[Website and app data records]
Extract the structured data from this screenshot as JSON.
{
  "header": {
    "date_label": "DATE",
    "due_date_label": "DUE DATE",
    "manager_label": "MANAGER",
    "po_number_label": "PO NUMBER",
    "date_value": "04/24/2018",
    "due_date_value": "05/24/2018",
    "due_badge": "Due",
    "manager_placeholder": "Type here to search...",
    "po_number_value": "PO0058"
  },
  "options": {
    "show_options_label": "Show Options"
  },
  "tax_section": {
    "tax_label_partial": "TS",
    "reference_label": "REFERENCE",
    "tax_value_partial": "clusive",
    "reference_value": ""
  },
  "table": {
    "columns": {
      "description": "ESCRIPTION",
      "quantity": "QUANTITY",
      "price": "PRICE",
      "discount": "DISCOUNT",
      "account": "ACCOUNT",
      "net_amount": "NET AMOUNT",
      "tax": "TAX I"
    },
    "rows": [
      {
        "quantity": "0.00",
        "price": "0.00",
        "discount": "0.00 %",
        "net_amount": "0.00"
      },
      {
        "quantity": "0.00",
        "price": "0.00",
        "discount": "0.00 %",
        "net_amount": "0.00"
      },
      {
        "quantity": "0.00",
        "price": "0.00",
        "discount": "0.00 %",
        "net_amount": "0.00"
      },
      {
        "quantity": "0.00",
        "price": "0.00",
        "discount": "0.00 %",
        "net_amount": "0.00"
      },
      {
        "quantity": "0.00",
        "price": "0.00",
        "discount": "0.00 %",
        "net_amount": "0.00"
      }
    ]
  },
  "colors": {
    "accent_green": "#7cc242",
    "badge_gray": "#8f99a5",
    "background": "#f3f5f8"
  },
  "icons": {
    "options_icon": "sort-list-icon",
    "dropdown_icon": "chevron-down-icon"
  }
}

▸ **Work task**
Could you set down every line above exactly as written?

▸ **Solution to the problem**
Extract the structured data from this screenshot as JSON.
{
  "header": {
    "date_label": "DATE",
    "due_date_label": "DUE DATE",
    "manager_label": "MANAGER",
    "po_number_label": "PO NUMBER",
    "date_value": "04/24/2018",
    "due_date_value": "05/24/2018",
    "due_badge": "Due",
    "manager_placeholder": "Type here to search...",
    "po_number_value": "PO0058"
  },
  "options": {
    "show_options_label": "Show Options"
  },
  "tax_section": {
    "tax_label_partial": "TS",
    "reference_label": "REFERENCE",
    "tax_value_partial": "clusive",
    "reference_value": ""
  },
  "table": {
    "columns": {
      "description": "ESCRIPTION",
      "quantity": "QUANTITY",
      "price": "PRICE",
      "discount": "DISCOUNT",
      "account": "ACCOUNT",
      "net_amount": "NET AMOUNT",
      "tax": "TAX I"
    },
    "rows": [
      {
        "quantity": "0.00",
        "price": "0.00",
        "discount": "0.00 %",
        "net_amount": "0.00"
      },
      {
        "quantity": "0.00",
        "price": "0.00",
        "discount": "0.00 %",
        "net_amount": "0.00"
      },
      {
        "quantity": "0.00",
        "price": "0.00",
        "discount": "0.00 %",
        "net_amount": "0.00"
      },
      {
        "quantity": "0.00",
        "price": "0.00",
        "discount": "0.00 %",
        "net_amount": "0.00"
      },
      {
        "quantity": "0.00",
        "price": "0.00",
        "discount": "0.00 %",
        "net_amount": "0.00"
      }
    ]
  },
  "colors": {
    "accent_green": "#7cc242",
    "badge_gray": "#8f99a5",
    "background": "#f3f5f8"
  },
  "icons": {
    "options_icon": "sort-list-icon",
    "dropdown_icon": "chevron-down-icon"
  }
}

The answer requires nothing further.